PROVIDED MATERIAL START

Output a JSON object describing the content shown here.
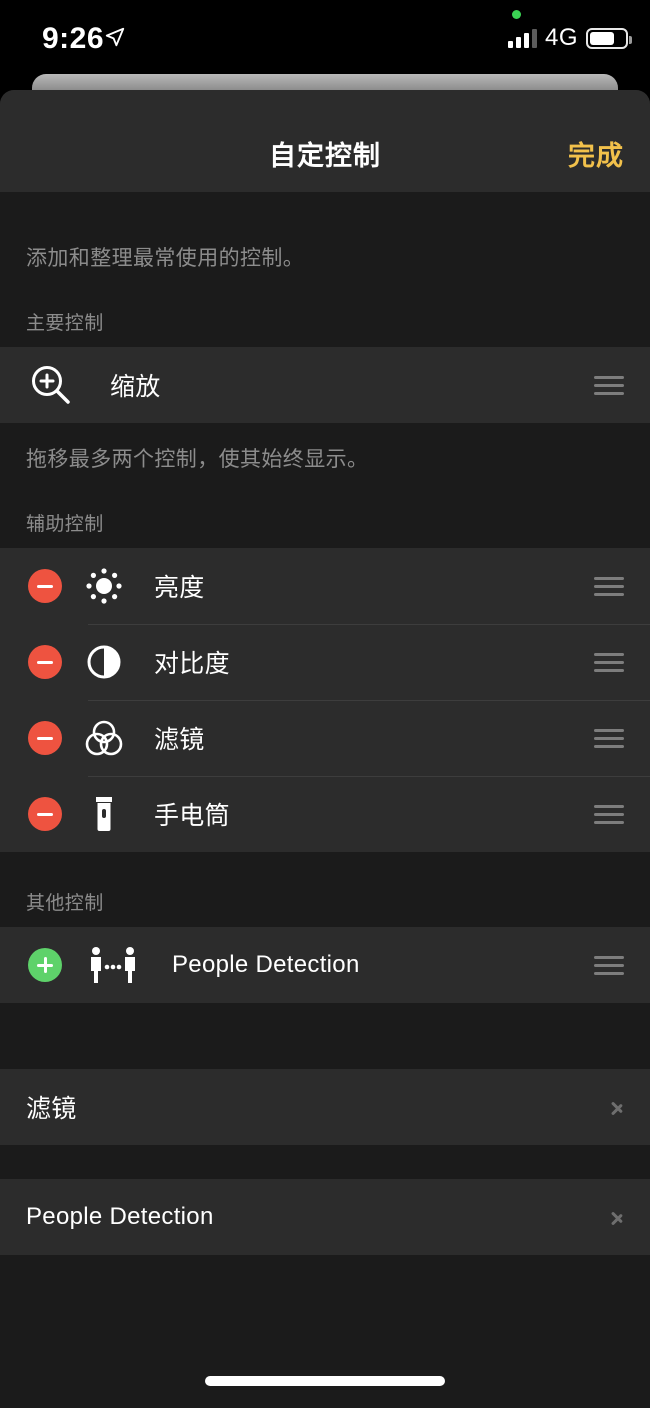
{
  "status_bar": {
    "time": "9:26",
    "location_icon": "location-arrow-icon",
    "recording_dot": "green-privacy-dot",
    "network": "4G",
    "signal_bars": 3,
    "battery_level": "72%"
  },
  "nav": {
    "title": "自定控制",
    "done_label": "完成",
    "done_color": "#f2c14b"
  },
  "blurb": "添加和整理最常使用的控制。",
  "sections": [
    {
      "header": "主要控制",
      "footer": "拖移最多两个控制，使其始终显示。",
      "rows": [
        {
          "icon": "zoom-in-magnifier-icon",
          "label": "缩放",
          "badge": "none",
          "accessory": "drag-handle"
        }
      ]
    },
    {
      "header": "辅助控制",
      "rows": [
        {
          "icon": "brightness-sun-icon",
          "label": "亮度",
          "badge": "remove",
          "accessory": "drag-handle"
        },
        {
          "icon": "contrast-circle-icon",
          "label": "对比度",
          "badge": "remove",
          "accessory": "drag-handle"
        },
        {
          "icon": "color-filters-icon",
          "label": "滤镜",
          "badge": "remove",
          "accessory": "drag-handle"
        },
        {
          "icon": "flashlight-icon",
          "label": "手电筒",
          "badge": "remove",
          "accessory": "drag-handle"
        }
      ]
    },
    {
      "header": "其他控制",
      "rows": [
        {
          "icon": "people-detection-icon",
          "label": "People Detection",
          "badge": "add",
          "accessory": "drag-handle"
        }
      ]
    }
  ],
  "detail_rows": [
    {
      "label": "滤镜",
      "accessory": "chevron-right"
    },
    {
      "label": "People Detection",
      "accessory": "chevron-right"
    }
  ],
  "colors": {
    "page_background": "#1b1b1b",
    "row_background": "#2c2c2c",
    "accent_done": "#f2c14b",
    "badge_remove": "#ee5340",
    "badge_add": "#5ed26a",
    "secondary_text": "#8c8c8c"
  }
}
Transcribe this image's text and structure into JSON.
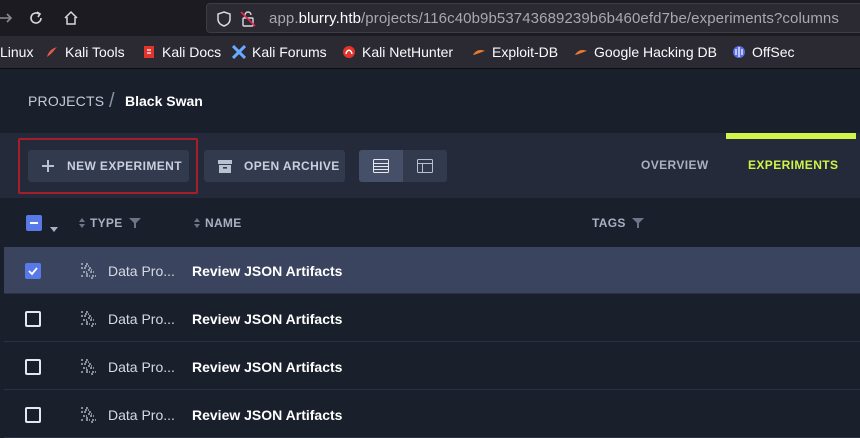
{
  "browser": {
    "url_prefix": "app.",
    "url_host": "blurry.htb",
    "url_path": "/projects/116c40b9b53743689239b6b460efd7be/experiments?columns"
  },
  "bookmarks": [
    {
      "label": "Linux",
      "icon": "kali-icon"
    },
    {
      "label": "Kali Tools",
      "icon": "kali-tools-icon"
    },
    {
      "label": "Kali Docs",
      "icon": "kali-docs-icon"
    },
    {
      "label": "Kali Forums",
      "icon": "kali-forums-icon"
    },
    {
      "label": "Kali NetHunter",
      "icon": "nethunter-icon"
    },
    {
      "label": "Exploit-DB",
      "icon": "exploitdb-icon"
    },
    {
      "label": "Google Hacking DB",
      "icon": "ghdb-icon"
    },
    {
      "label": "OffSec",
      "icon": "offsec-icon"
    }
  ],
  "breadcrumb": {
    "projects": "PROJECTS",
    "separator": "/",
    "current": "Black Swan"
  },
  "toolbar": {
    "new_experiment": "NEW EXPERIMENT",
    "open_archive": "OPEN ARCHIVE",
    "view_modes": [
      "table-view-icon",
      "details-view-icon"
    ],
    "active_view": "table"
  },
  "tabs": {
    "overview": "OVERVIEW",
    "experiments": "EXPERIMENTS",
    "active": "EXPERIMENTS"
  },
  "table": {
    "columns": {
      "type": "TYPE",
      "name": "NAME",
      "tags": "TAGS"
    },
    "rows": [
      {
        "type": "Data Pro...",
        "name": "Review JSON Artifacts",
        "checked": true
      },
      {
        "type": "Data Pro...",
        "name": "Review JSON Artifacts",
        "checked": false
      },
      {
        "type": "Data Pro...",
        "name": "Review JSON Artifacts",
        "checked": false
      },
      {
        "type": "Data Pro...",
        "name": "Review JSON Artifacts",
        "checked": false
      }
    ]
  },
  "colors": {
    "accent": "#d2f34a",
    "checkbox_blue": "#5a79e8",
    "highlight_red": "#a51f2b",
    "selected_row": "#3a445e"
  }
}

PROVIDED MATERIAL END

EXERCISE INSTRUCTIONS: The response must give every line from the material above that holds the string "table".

OUTPUT FOR THIS EXERCISE:
      "table-view-icon",
    "active_view": "table"
  "table": {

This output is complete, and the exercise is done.